* THE INPUT
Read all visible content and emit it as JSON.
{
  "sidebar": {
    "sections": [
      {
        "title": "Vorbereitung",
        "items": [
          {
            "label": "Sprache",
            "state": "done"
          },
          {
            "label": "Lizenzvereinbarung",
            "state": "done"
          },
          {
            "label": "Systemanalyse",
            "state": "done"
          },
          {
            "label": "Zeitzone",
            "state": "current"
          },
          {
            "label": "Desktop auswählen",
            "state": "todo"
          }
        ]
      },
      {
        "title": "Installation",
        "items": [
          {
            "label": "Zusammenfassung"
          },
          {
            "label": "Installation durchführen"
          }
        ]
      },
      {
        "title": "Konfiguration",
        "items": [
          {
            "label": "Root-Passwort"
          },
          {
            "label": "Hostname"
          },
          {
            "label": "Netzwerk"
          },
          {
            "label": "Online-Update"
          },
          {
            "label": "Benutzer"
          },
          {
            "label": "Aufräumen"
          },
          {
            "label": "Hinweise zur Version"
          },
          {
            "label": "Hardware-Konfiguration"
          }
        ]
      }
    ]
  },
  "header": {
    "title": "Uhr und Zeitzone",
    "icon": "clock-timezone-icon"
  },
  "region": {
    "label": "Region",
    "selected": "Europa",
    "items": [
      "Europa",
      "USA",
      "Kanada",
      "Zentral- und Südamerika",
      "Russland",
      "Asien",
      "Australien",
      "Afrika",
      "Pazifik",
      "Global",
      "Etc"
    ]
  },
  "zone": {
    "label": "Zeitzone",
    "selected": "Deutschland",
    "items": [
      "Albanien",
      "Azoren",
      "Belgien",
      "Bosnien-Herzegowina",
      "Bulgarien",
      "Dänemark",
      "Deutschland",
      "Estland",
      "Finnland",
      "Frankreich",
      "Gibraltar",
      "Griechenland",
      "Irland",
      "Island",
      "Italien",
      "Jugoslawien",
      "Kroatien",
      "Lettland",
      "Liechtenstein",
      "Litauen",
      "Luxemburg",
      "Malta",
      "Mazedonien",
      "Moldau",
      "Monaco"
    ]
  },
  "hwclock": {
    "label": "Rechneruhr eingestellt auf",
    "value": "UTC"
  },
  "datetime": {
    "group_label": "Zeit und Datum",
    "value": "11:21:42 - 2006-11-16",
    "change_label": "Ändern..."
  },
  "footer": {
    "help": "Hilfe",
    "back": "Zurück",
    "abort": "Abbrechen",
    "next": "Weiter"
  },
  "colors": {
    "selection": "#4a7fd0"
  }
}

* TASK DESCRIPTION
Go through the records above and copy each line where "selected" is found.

* RESULT
    "selected": "Europa",
    "selected": "Deutschland",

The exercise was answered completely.